**DATA EXTRACT:**
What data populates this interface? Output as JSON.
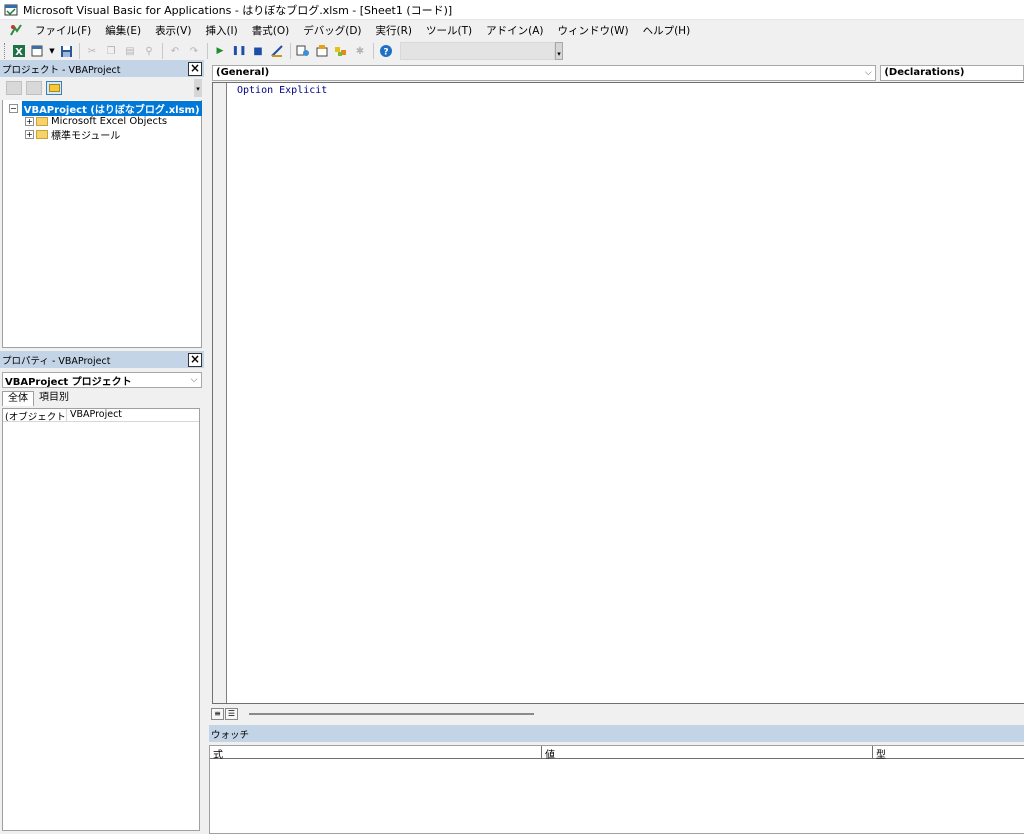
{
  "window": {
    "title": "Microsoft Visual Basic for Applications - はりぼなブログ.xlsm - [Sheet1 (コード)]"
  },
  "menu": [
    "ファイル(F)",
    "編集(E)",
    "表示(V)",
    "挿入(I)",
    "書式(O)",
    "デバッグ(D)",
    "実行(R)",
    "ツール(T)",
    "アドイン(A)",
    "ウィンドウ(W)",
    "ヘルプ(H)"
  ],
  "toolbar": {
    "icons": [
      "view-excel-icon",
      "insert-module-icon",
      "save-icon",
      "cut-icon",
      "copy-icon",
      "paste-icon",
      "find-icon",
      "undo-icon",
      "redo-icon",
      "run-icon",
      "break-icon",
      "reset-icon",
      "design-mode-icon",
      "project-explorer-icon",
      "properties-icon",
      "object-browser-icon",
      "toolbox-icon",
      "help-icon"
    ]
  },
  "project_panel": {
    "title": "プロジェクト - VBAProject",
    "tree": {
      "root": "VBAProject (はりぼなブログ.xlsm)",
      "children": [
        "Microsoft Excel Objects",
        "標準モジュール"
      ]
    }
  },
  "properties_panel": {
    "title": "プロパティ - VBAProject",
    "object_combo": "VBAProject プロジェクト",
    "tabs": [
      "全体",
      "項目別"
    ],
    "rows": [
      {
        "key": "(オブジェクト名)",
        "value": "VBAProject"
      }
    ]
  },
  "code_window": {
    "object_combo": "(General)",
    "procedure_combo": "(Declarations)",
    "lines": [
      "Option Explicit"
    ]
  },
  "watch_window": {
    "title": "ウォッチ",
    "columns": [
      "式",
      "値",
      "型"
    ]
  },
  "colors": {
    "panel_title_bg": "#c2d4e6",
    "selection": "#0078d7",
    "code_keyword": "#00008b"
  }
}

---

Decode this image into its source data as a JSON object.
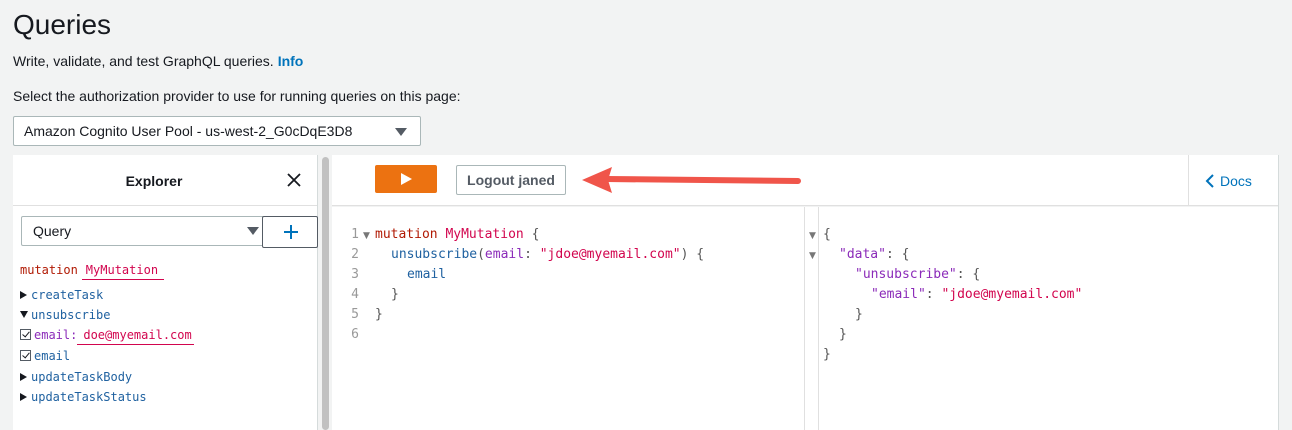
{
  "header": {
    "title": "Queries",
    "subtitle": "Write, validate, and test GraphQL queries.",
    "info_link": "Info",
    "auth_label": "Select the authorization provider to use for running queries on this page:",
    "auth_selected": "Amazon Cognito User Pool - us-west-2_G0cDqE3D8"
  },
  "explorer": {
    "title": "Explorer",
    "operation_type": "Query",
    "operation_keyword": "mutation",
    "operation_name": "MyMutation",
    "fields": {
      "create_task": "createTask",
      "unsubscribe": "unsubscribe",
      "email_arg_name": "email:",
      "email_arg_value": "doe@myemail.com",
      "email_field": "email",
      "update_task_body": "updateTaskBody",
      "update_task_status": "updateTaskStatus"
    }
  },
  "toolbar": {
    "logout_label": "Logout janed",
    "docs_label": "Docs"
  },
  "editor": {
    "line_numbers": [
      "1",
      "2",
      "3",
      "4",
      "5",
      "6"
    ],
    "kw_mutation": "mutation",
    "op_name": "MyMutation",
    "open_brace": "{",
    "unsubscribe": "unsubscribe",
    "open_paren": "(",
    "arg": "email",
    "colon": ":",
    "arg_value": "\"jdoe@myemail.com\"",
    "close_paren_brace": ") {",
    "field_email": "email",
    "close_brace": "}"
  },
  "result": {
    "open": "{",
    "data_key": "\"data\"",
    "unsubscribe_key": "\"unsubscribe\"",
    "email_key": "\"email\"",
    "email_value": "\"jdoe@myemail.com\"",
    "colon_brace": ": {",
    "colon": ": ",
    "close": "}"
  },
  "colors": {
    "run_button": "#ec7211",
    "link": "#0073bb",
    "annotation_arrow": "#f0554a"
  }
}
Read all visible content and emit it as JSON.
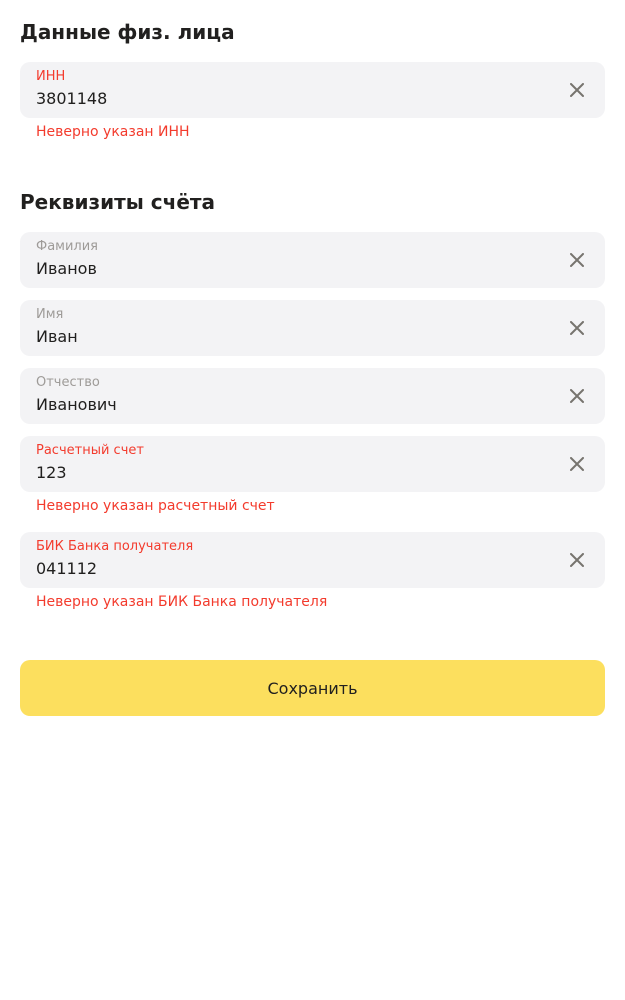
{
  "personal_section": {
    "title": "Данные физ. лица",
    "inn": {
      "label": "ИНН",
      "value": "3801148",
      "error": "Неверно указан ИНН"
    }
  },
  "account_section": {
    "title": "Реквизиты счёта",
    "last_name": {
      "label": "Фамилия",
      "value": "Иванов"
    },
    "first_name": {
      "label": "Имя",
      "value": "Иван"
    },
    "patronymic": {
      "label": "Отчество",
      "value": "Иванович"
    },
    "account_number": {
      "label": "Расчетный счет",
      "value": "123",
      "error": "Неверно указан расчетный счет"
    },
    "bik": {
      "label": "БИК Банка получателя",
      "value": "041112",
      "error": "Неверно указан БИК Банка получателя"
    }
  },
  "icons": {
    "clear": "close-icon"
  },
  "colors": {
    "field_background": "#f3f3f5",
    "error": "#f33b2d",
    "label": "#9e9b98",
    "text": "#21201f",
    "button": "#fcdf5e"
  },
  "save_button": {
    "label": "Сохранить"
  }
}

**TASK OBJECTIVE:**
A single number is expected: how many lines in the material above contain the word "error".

**FINISHED TASK:**
4